About seven years ago, I was in Washington, DC negotiating with a multilateral donor agency on behalf of the Caribbean for assistance under what was then the buzzword "capacity building" under that famous catch-all "sustainable development". We had reached very far towards the conclusion of an agreement when there was a change of leadership in that organisation, and in the usual manner, continuity was replaced by a "new thinking".
The new buzzword of the incoming president was "Corporate Social Responsibility", which to me was an oxymoron for an organisation designed to help poor countries. I asked them how they expected countries with no large corporations to comply, especially when most found it difficult to prepare basic accounts, much less conform to the rapidly changing requirements of the International Financial Reporting Standards.
Well, my query was not met with any intelligent answer and I left feeling that I had just become a victim of a mindless bureaucracy that was intent on kissing up to anything in order to keep their cushy jobs in highly secure buildings. The real world escapes many of those who are tasked with really trying to help the less fortunate, and the methodologies are entrenched.
The communities of the inner city that have been trying to improve themselves through their own initiative were extremely challenged by the harsh economic conditions. With some 130 students from the Grace and Staff Community Development Foundation in tertiary institutions, we found that some 18 bright young people were in danger of being delisted and would be unable to take their examinations.
Then in the midst of the gloom that faced me, the true Jamaica came through like a blaze of sunlight. The ScotiaBank and the NCB foundations came to our assistance, as did other companies and lawyers in the downtown areas. Schools did not delist the students based on the credibility of GraceKennedy saying that we would pay them, and so all students sat their examinations and the pure joy and stress relief were obvious in their faces.
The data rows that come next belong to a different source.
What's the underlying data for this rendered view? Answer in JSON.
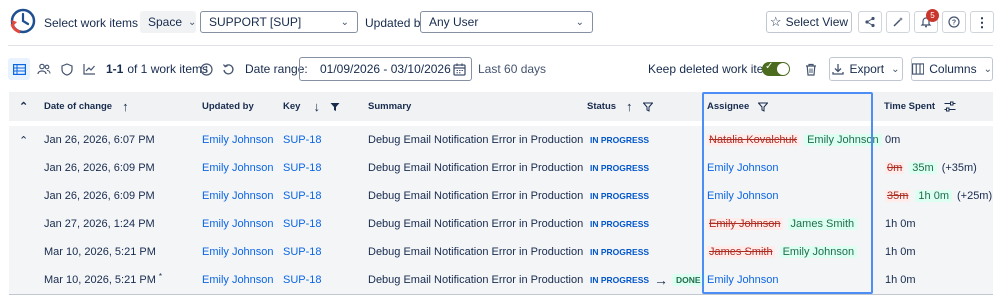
{
  "toolbar": {
    "select_label": "Select work items by:",
    "space_button": "Space",
    "project_value": "SUPPORT [SUP]",
    "updated_by_label": "Updated by:",
    "updated_by_value": "Any User",
    "select_view_label": "Select View",
    "notification_count": "5"
  },
  "toolbar2": {
    "count_bold": "1-1",
    "count_rest": "of 1 work items",
    "date_range_label": "Date range:",
    "date_range_value": "01/09/2026 - 03/10/2026",
    "date_hint": "Last 60 days",
    "keep_deleted_label": "Keep deleted work items",
    "keep_deleted_on": true,
    "export_label": "Export",
    "columns_label": "Columns"
  },
  "colors": {
    "accent": "#0c66e4",
    "highlight": "#4c8df6",
    "toggle": "#4b6b1f",
    "badge": "#c9372c"
  },
  "table": {
    "headers": {
      "date": "Date of change",
      "updated_by": "Updated by",
      "key": "Key",
      "summary": "Summary",
      "status": "Status",
      "assignee": "Assignee",
      "time_spent": "Time Spent"
    },
    "rows": [
      {
        "date": "Jan 26, 2026, 6:07 PM",
        "updated_by": "Emily Johnson",
        "key": "SUP-18",
        "summary": "Debug Email Notification Error in Production",
        "status": "IN PROGRESS",
        "status_to": "",
        "assignee_old": "Natalia Kovalchuk",
        "assignee_new": "Emily Johnson",
        "assignee": "",
        "time_old": "",
        "time_new": "",
        "time_plain": "0m",
        "time_delta": ""
      },
      {
        "date": "Jan 26, 2026, 6:09 PM",
        "updated_by": "Emily Johnson",
        "key": "SUP-18",
        "summary": "Debug Email Notification Error in Production",
        "status": "IN PROGRESS",
        "status_to": "",
        "assignee_old": "",
        "assignee_new": "",
        "assignee": "Emily Johnson",
        "time_old": "0m",
        "time_new": "35m",
        "time_plain": "",
        "time_delta": "(+35m)"
      },
      {
        "date": "Jan 26, 2026, 6:09 PM",
        "updated_by": "Emily Johnson",
        "key": "SUP-18",
        "summary": "Debug Email Notification Error in Production",
        "status": "IN PROGRESS",
        "status_to": "",
        "assignee_old": "",
        "assignee_new": "",
        "assignee": "Emily Johnson",
        "time_old": "35m",
        "time_new": "1h 0m",
        "time_plain": "",
        "time_delta": "(+25m)"
      },
      {
        "date": "Jan 27, 2026, 1:24 PM",
        "updated_by": "Emily Johnson",
        "key": "SUP-18",
        "summary": "Debug Email Notification Error in Production",
        "status": "IN PROGRESS",
        "status_to": "",
        "assignee_old": "Emily Johnson",
        "assignee_new": "James Smith",
        "assignee": "",
        "time_old": "",
        "time_new": "",
        "time_plain": "1h 0m",
        "time_delta": ""
      },
      {
        "date": "Mar 10, 2026, 5:21 PM",
        "updated_by": "Emily Johnson",
        "key": "SUP-18",
        "summary": "Debug Email Notification Error in Production",
        "status": "IN PROGRESS",
        "status_to": "",
        "assignee_old": "James Smith",
        "assignee_new": "Emily Johnson",
        "assignee": "",
        "time_old": "",
        "time_new": "",
        "time_plain": "1h 0m",
        "time_delta": ""
      },
      {
        "date": "Mar 10, 2026, 5:21 PM",
        "date_marker": "*",
        "updated_by": "Emily Johnson",
        "key": "SUP-18",
        "summary": "Debug Email Notification Error in Production",
        "status": "IN PROGRESS",
        "status_to": "DONE",
        "assignee_old": "",
        "assignee_new": "",
        "assignee": "Emily Johnson",
        "time_old": "",
        "time_new": "",
        "time_plain": "1h 0m",
        "time_delta": ""
      }
    ]
  }
}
But this goodwill is by no means peculiar to this situation. Every company, large or small, is doing something to help during this month in particular. The service clubs, churches, freemasons, mayors, politicians, the custodes of the respective parishes, hotels and everyone you can think of is reaching out to the less fortunate. This also includes efforts by schoolchildren who go out to serve and entertain, and generally make life more bearable for the indigent, aged and immobile persons.
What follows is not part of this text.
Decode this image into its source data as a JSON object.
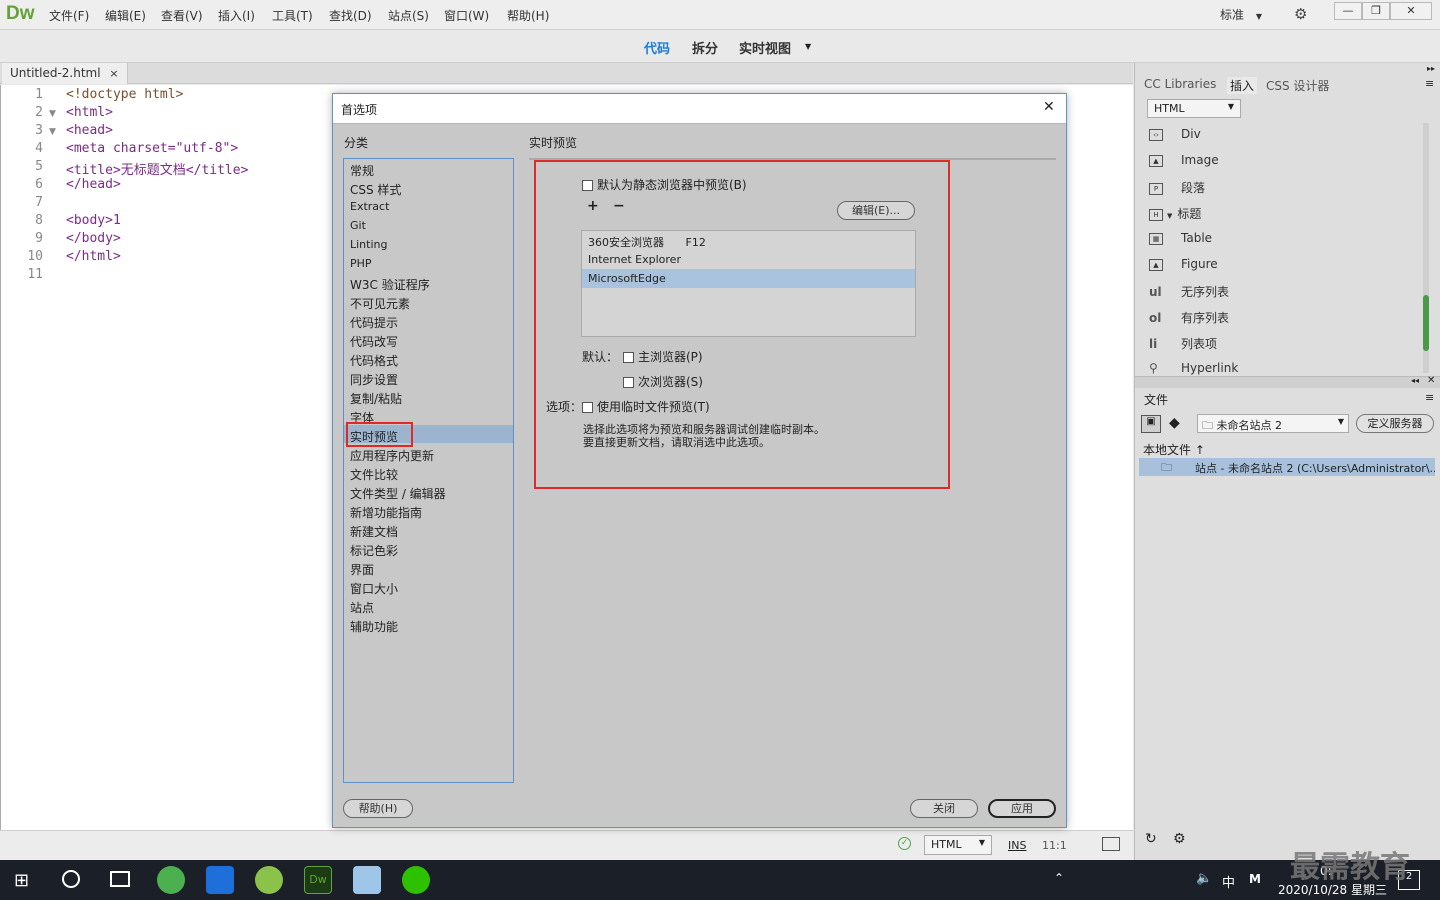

This is the Jamaica that gives me hope for the future and joy in the present. The capacity of our citizens to love and do right seems to surface in this month of Christmas activities. It seems almost strange to notice that the spirit cannot be maintained for the whole year, and that is a greater challenge for us than the other difficulties facing us.
A united Jamaica could ignore the dictates of the IMF and strive to solve our problems by just co-operating and pulling in the same direction. We are a talented people with a capacity for good, but we have an inclination to do the wrong things in the name of selfishness or, for some, political partisanship. If we can accept these things and tackle them with a seriousness of purpose, every day could be Christmas for us in this little country.
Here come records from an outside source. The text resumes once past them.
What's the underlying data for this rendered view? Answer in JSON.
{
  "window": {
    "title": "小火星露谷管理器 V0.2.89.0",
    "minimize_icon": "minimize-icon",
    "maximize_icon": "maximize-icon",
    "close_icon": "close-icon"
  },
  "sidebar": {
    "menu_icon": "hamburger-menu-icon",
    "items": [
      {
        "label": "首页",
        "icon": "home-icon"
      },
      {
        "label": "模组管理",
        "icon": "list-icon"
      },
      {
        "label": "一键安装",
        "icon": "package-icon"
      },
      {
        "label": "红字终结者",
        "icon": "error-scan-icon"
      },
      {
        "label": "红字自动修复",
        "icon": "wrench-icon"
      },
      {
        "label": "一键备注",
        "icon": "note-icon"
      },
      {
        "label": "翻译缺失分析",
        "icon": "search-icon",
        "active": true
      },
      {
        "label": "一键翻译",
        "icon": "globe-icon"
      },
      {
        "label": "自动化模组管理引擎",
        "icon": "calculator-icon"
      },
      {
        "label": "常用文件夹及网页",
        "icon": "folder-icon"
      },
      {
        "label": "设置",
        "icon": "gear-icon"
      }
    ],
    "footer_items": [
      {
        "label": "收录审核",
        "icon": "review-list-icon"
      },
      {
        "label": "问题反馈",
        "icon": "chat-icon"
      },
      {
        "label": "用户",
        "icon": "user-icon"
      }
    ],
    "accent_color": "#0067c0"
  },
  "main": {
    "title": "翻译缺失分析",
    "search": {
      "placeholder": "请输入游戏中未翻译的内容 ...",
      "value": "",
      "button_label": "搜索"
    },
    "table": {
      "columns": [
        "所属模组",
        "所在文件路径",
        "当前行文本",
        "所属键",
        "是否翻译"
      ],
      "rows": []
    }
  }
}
Since we face the dictates of others at this time, I urge the agencies that come to our assistance to evaluate the concept of the carrot versus the stick. The continuous beating, restrictions, and sanctions have had very little positive results over the past 40 years, and perhaps there is still room to have an open agreement that binds all of us to positive directions in productivity and growth.
That is my challenge to the Government, Opposition, the IMF and other agencies this Christmas, and I ask them to invent a new buzzword that will become a game changer for this beautiful little country that has so much potential residing in our people.
Have a peaceful, happy and joyous season, and good health and good sense to all Jamaicans for the future. At least we can smile, even in our darkest hour. One love, one heart.